Below are the records; print them all without any alteration.
[Data to use — start]
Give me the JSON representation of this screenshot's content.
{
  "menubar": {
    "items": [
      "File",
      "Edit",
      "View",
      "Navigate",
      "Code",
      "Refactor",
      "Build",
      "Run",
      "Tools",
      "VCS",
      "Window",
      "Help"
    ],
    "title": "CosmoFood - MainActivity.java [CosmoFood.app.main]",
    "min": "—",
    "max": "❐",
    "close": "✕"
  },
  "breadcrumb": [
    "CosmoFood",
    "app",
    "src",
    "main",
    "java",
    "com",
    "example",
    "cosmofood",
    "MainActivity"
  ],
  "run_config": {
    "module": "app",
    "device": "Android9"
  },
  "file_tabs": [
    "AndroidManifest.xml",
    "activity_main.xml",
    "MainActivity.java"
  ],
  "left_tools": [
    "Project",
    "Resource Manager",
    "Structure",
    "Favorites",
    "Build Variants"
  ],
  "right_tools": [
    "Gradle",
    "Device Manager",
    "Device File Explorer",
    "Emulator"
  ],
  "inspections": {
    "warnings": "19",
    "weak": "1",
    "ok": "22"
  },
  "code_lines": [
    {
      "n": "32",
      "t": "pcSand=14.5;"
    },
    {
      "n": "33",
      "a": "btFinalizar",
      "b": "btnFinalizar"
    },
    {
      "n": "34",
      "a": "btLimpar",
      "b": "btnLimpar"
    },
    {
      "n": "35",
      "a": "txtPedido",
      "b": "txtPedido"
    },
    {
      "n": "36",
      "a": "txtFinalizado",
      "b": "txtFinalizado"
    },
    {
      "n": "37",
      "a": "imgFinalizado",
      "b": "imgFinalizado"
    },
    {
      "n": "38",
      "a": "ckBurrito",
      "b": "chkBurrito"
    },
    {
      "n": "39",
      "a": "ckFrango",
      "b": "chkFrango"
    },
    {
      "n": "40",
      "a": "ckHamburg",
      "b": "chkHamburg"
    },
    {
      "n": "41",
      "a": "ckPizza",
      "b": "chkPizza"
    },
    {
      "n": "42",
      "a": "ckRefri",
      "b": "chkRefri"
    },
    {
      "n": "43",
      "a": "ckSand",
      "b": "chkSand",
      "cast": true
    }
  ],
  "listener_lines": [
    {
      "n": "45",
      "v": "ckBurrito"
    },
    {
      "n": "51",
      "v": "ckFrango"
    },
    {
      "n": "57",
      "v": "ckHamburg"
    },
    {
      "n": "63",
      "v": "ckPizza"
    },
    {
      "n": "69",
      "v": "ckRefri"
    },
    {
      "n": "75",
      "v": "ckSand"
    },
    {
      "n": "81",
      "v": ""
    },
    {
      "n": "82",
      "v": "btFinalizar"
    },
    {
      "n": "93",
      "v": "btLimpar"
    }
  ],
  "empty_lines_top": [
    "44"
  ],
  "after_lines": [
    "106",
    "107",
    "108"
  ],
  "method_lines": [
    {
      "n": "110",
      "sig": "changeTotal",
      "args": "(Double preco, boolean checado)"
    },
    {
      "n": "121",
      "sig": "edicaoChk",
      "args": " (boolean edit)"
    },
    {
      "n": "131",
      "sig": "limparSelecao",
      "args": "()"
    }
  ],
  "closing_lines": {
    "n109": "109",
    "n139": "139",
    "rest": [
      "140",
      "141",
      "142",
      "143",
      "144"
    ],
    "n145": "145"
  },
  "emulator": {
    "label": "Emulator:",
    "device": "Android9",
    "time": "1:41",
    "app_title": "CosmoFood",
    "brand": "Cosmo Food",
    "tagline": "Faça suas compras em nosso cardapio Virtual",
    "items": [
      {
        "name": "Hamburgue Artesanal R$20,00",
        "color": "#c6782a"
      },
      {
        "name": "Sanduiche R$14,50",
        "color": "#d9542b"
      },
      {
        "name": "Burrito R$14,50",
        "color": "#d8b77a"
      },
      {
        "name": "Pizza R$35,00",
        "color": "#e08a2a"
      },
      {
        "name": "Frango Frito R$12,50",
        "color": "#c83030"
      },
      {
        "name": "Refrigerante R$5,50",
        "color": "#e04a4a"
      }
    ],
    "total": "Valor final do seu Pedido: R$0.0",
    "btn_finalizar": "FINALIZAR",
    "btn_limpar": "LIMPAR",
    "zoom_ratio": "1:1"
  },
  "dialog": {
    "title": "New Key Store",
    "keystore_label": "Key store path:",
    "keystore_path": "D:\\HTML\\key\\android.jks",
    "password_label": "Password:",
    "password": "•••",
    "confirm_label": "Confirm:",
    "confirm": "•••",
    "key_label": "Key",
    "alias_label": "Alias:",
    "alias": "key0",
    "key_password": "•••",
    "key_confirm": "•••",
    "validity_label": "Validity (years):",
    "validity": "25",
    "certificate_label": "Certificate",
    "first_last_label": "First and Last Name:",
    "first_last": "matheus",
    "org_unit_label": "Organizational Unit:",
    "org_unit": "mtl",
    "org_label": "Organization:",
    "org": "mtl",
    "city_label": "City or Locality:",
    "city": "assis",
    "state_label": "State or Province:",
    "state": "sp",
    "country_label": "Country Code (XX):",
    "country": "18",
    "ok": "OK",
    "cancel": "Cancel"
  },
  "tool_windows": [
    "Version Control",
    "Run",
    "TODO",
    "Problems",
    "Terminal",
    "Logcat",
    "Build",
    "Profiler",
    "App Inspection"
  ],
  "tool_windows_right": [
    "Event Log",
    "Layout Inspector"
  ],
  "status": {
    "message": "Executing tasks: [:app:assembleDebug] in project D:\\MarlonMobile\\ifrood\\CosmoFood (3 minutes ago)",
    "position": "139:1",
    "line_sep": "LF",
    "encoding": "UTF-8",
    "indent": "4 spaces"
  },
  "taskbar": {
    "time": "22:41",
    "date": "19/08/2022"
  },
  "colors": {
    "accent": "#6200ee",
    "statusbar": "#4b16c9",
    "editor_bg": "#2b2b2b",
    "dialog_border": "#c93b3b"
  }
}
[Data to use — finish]
Response:
Give me the JSON representation of this screenshot's content.
{
  "menubar": {
    "items": [
      "File",
      "Edit",
      "View",
      "Navigate",
      "Code",
      "Refactor",
      "Build",
      "Run",
      "Tools",
      "VCS",
      "Window",
      "Help"
    ],
    "title": "CosmoFood - MainActivity.java [CosmoFood.app.main]",
    "min": "—",
    "max": "❐",
    "close": "✕"
  },
  "breadcrumb": [
    "CosmoFood",
    "app",
    "src",
    "main",
    "java",
    "com",
    "example",
    "cosmofood",
    "MainActivity"
  ],
  "run_config": {
    "module": "app",
    "device": "Android9"
  },
  "file_tabs": [
    "AndroidManifest.xml",
    "activity_main.xml",
    "MainActivity.java"
  ],
  "left_tools": [
    "Project",
    "Resource Manager",
    "Structure",
    "Favorites",
    "Build Variants"
  ],
  "right_tools": [
    "Gradle",
    "Device Manager",
    "Device File Explorer",
    "Emulator"
  ],
  "inspections": {
    "warnings": "19",
    "weak": "1",
    "ok": "22"
  },
  "code_lines": [
    {
      "n": "32",
      "t": "pcSand=14.5;"
    },
    {
      "n": "33",
      "a": "btFinalizar",
      "b": "btnFinalizar"
    },
    {
      "n": "34",
      "a": "btLimpar",
      "b": "btnLimpar"
    },
    {
      "n": "35",
      "a": "txtPedido",
      "b": "txtPedido"
    },
    {
      "n": "36",
      "a": "txtFinalizado",
      "b": "txtFinalizado"
    },
    {
      "n": "37",
      "a": "imgFinalizado",
      "b": "imgFinalizado"
    },
    {
      "n": "38",
      "a": "ckBurrito",
      "b": "chkBurrito"
    },
    {
      "n": "39",
      "a": "ckFrango",
      "b": "chkFrango"
    },
    {
      "n": "40",
      "a": "ckHamburg",
      "b": "chkHamburg"
    },
    {
      "n": "41",
      "a": "ckPizza",
      "b": "chkPizza"
    },
    {
      "n": "42",
      "a": "ckRefri",
      "b": "chkRefri"
    },
    {
      "n": "43",
      "a": "ckSand",
      "b": "chkSand",
      "cast": true
    }
  ],
  "listener_lines": [
    {
      "n": "45",
      "v": "ckBurrito"
    },
    {
      "n": "51",
      "v": "ckFrango"
    },
    {
      "n": "57",
      "v": "ckHamburg"
    },
    {
      "n": "63",
      "v": "ckPizza"
    },
    {
      "n": "69",
      "v": "ckRefri"
    },
    {
      "n": "75",
      "v": "ckSand"
    },
    {
      "n": "81",
      "v": ""
    },
    {
      "n": "82",
      "v": "btFinalizar"
    },
    {
      "n": "93",
      "v": "btLimpar"
    }
  ],
  "empty_lines_top": [
    "44"
  ],
  "after_lines": [
    "106",
    "107",
    "108"
  ],
  "method_lines": [
    {
      "n": "110",
      "sig": "changeTotal",
      "args": "(Double preco, boolean checado)"
    },
    {
      "n": "121",
      "sig": "edicaoChk",
      "args": " (boolean edit)"
    },
    {
      "n": "131",
      "sig": "limparSelecao",
      "args": "()"
    }
  ],
  "closing_lines": {
    "n109": "109",
    "n139": "139",
    "rest": [
      "140",
      "141",
      "142",
      "143",
      "144"
    ],
    "n145": "145"
  },
  "emulator": {
    "label": "Emulator:",
    "device": "Android9",
    "time": "1:41",
    "app_title": "CosmoFood",
    "brand": "Cosmo Food",
    "tagline": "Faça suas compras em nosso cardapio Virtual",
    "items": [
      {
        "name": "Hamburgue Artesanal R$20,00",
        "color": "#c6782a"
      },
      {
        "name": "Sanduiche R$14,50",
        "color": "#d9542b"
      },
      {
        "name": "Burrito R$14,50",
        "color": "#d8b77a"
      },
      {
        "name": "Pizza R$35,00",
        "color": "#e08a2a"
      },
      {
        "name": "Frango Frito R$12,50",
        "color": "#c83030"
      },
      {
        "name": "Refrigerante R$5,50",
        "color": "#e04a4a"
      }
    ],
    "total": "Valor final do seu Pedido: R$0.0",
    "btn_finalizar": "FINALIZAR",
    "btn_limpar": "LIMPAR",
    "zoom_ratio": "1:1"
  },
  "dialog": {
    "title": "New Key Store",
    "keystore_label": "Key store path:",
    "keystore_path": "D:\\HTML\\key\\android.jks",
    "password_label": "Password:",
    "password": "•••",
    "confirm_label": "Confirm:",
    "confirm": "•••",
    "key_label": "Key",
    "alias_label": "Alias:",
    "alias": "key0",
    "key_password": "•••",
    "key_confirm": "•••",
    "validity_label": "Validity (years):",
    "validity": "25",
    "certificate_label": "Certificate",
    "first_last_label": "First and Last Name:",
    "first_last": "matheus",
    "org_unit_label": "Organizational Unit:",
    "org_unit": "mtl",
    "org_label": "Organization:",
    "org": "mtl",
    "city_label": "City or Locality:",
    "city": "assis",
    "state_label": "State or Province:",
    "state": "sp",
    "country_label": "Country Code (XX):",
    "country": "18",
    "ok": "OK",
    "cancel": "Cancel"
  },
  "tool_windows": [
    "Version Control",
    "Run",
    "TODO",
    "Problems",
    "Terminal",
    "Logcat",
    "Build",
    "Profiler",
    "App Inspection"
  ],
  "tool_windows_right": [
    "Event Log",
    "Layout Inspector"
  ],
  "status": {
    "message": "Executing tasks: [:app:assembleDebug] in project D:\\MarlonMobile\\ifrood\\CosmoFood (3 minutes ago)",
    "position": "139:1",
    "line_sep": "LF",
    "encoding": "UTF-8",
    "indent": "4 spaces"
  },
  "taskbar": {
    "time": "22:41",
    "date": "19/08/2022"
  },
  "colors": {
    "accent": "#6200ee",
    "statusbar": "#4b16c9",
    "editor_bg": "#2b2b2b",
    "dialog_border": "#c93b3b"
  }
}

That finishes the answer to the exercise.